    That will be the beginning of the glorious, endless reunion.  “So we will be with the Lord forever.”  That is the conclusion of the hope that does not disappoint.  Jesus will come and “we will meet the Lord and we will be with the Lord,” we will, all of us together, forever.  Being with Jesus forever is the very heart of the new heaven and the new earth (Rev. 21:3).  That is what will make it paradise regained (cf. Genesis 2 and 3).  But we will also be with each other.  Our hope for the future is not an individualistic hope, a “just you and me Jesus” hope.  No, we will be with the Lord, all together, in resurrected bodies that, like Jesus resurrected body, will be different and yet the same.  We will see and know our departed loved ones, even as we will see and know the risen Christ.  All the loss will be forgotten, all the tears will be wiped away, death will be no more, and we’ll never be disappointed again.

    Illustration Idea

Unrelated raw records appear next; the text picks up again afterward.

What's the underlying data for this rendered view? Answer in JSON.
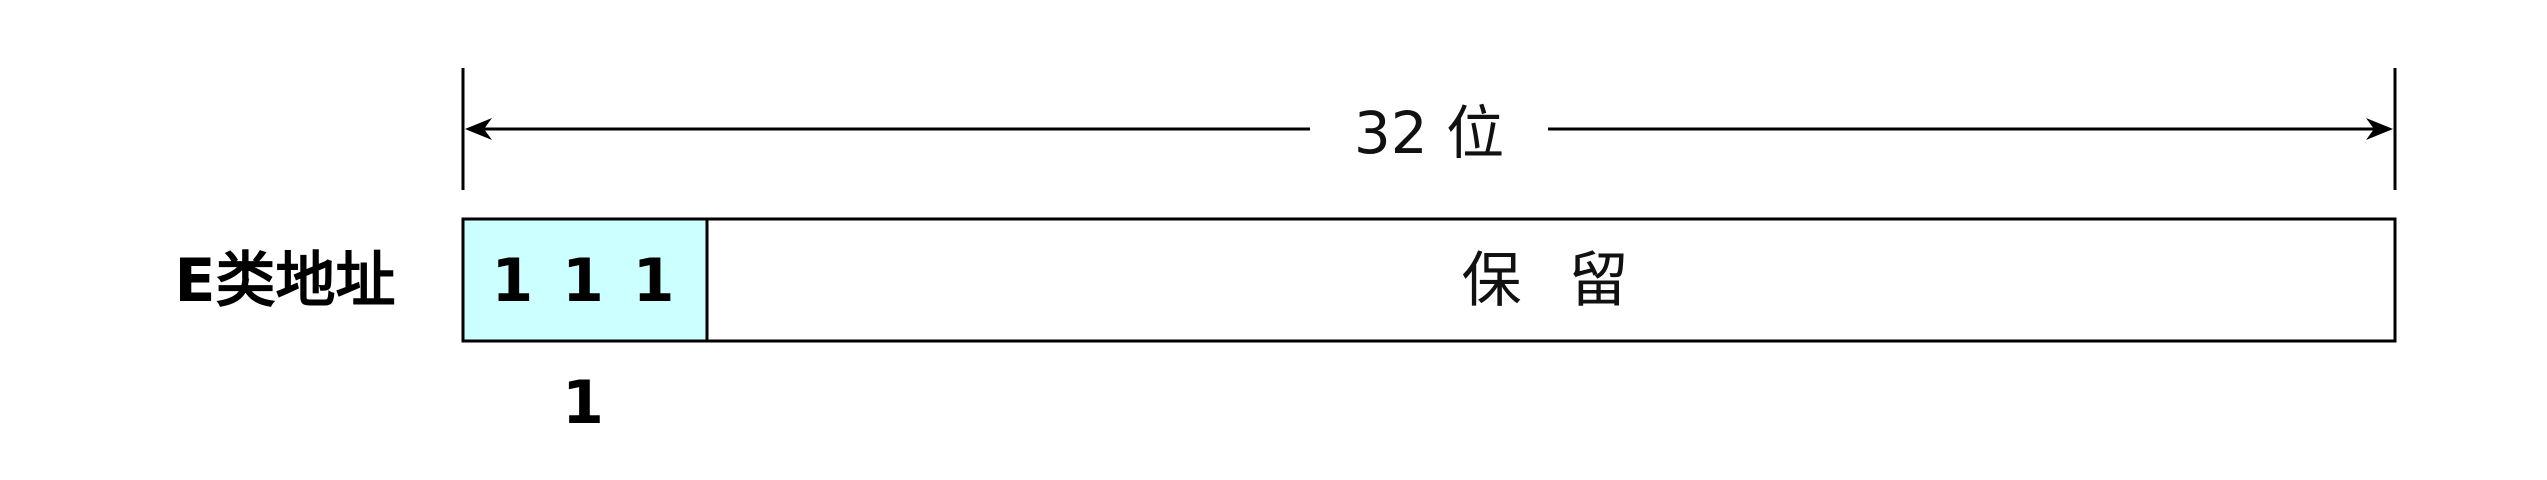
{
  "dimension": {
    "label": "32 位"
  },
  "address_row": {
    "label": "E类地址",
    "fields": [
      {
        "text": "1 1 1 1",
        "fill": "#ccffff"
      },
      {
        "text": "保 留",
        "fill": "#ffffff"
      }
    ]
  },
  "colors": {
    "stroke": "#000000",
    "prefix_fill": "#ccffff",
    "background": "#ffffff"
  }
}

    Hope in the face of death was not part of most paganism in the Roman Empire.  Here’s the inscription on an ancient Roman grave: “I was not, I became.  I am not, I care not.”  The bestselling novel, The Fault in Our Stars, expresses that same kind of resigned nihilism.  Two young cancer patients, Gus and Hazel Grace, meet at a cancer support group that gathers in the basement of a church in a room the leader calls “The Literal Heart of Jesus.”  Against all expectations, Gus and Hazel fall deeply in love.  Their conversations about cancer are brutally honest and often very funny, and the depth of their love is heartbreaking.  Gus thinks there might be “Something” after death, but Hazel is convinced there is absolutely no hope or meaning to human life.

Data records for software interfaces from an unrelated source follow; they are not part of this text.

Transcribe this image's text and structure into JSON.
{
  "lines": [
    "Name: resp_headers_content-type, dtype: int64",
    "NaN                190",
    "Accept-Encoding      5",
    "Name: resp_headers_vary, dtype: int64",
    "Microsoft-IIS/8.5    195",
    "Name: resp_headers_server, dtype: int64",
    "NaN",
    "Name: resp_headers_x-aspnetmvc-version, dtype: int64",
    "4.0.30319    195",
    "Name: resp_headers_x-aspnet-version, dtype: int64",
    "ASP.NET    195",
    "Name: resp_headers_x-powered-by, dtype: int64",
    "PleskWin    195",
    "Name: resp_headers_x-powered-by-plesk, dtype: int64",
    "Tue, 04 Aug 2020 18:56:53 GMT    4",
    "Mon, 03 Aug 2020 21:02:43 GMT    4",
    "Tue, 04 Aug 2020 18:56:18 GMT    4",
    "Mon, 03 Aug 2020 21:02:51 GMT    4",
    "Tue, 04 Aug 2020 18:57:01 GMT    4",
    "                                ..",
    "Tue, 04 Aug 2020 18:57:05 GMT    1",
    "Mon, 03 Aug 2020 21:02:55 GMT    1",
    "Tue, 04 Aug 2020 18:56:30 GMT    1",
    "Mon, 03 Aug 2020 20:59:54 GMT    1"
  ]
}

    When they first meet at the support group, here’s how Hazel expresses her “faith.”  “There will come a time when all of us are dead.  All of us.  There will come a time when there are no human beings remaining to remember that anyone ever existed or that our species ever did anything.  There will be no one left to remember Aristotle or Cleopatra, let alone you.  Everything we did or built or wrote or thought or discovered will be forgotten, and all of this will be for naught…. And if the thought of human oblivion worries you, I encourage you to ignore it.  God knows that’s what everyone else does.”